The task. Nothing but a number is needed here; count the lines of the listing that include "heading".

-- Source records follows --

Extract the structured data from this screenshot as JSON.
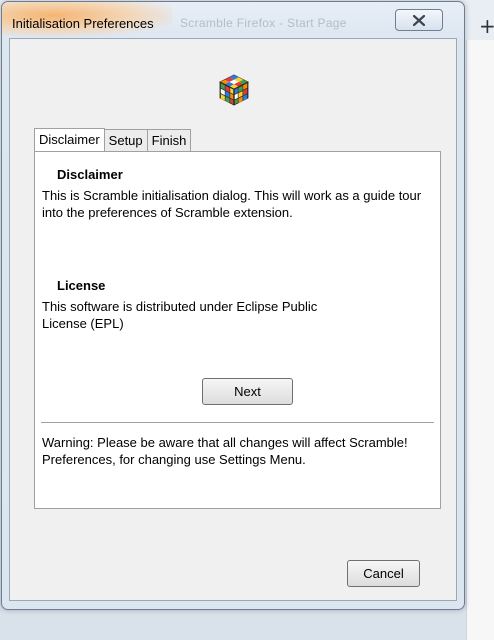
{
  "window": {
    "title": "Initialisation Preferences",
    "background_title": "Scramble Firefox - Start Page",
    "close_icon": "close-icon",
    "logo_icon": "rubiks-cube-icon"
  },
  "tabs": [
    {
      "label": "Disclaimer",
      "active": true
    },
    {
      "label": "Setup",
      "active": false
    },
    {
      "label": "Finish",
      "active": false
    }
  ],
  "disclaimer": {
    "heading": "Disclaimer",
    "text": "This is Scramble initialisation dialog. This will work as a guide tour into the preferences of Scramble extension."
  },
  "license": {
    "heading": "License",
    "text": "This software is distributed under Eclipse Public License (EPL)"
  },
  "next_label": "Next",
  "warning": "Warning: Please be aware that all changes will affect Scramble! Preferences, for changing use Settings Menu.",
  "cancel_label": "Cancel",
  "background": {
    "new_tab_glyph": "+"
  },
  "colors": {
    "title_glow": "#f6b26b",
    "window_border": "#6e7e92",
    "client_bg": "#f0f0f0",
    "panel_bg": "#ffffff"
  }
}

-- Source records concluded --

Exercise output. 2